William Huntington, an early member of The Church of Jesus Christ of Latter-day Saints (whose members are often nicknamed Mormons) is an example of someone who faced hardship with courage and faith.
Born in 1784 in New Hampshire, William Huntington married Zina Baker in 1806. He did very well financially until 1811. Then he sold out. Unfortunately, when the country went to war in 1812, he suffered severe financial setbacks. He completed his military service in 1816 and then once again improved his financial situation. He began to study the Bible, trying to understand what God really taught. Huntington received personal inspiration that alcohol was not appropriate, so he stopped drinking. He became a Presbyterian.
William Huntington began to pray to know which church was true, even though he had already joined one. He received an answer that none were true, but that the true church would be restored in his lifetime. He learned that it would be the same church Jesus Christ established in New Testament times. Naturally, with this information, he left his church and began preaching what he had learned through prayer. He and his wife, who supported him, became social outcasts as a result.

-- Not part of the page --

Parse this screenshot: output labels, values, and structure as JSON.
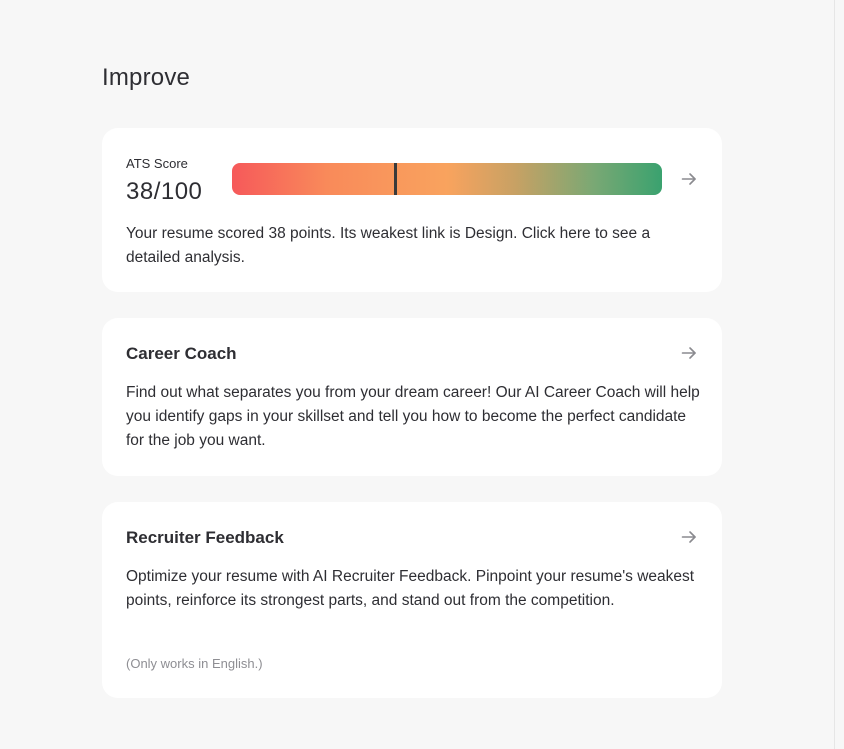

As he continued to watch for the true church to develop, he came into contact with the Book of Mormon. He read it and believed it. He began teaching about the Book of Mormon as well. In 1835, he, his wife, and two of his children were baptized.
In 1836, two of his children and their families moved to Kirtland, Ohio, where the Mormons lived. The next year, he wrapped up his business and joined them. He purchased a farm for $3,000, but was cheated out of it by the owner, losing the money and not receiving the farm. He took on a regular job, but also lost $500 in a bank failure while living in Missouri. His family struggled financially, lacking many of life’s necessities. Unlike some who struggled however, he never seemed to expect that obeying God promised an easy life, and so he remained faithful to the church and to God.
As persecution in Missouri increased beyond the potential for survival, all three members of the First Presidency, who ran the church, were arrested on false charges. Brigham Young, as head of the apostles, began making plans to get church members out of Missouri. William Huntington was chosen to be the head of the committee to plan the move. His wife died during this time and a little more than a year later he married Lydia Partridge, widow of Edward Partridge.
William Huntington was called to the High Council in a revelation recorded in the Doctrine and Covenants, a book of modern revelation. During this time, he also helped to lay the cornerstone for the Nauvoo, Illinois temple and participated in building it.
In 1844, Joseph Smith and his brother Hyrum were murdered. William Huntington helped to bury the bodies. The murder of the Mormon prophet sparked the need for the Mormons to again flee their own country and they began making plans to move to the Rocky Mountains. Brigham Young intended to send a group of unmarried men ahead to choose the location and to plant crops, in order to make the move easier for the church members. However, no one wanted to be left behind in this hostile environment, so Young instead began the complex task of figuring out how to move an entire city.
On February 9, William Huntington left the city and began the trip westward. He was appointed a captain. When he reached Mt. Pisgah, where some of the Mormons were encamped, he was appointed president of the camp, but he died that August after being ill for ten days.
This article is adapted from Every Person in the Doctrine and Covenants by Lynn F. Price, Cedar Fort, 2007.
Terrie Lynn Bittner
The late Terrie Lynn Bittner—beloved wife, mother, grandmother, and friend—was the author of two homeschooling books and numerous articles, including several that appeared in Latter-day Saint magazines. She became a member of the Church at the age of 17 and began sharing her faith online in 1992.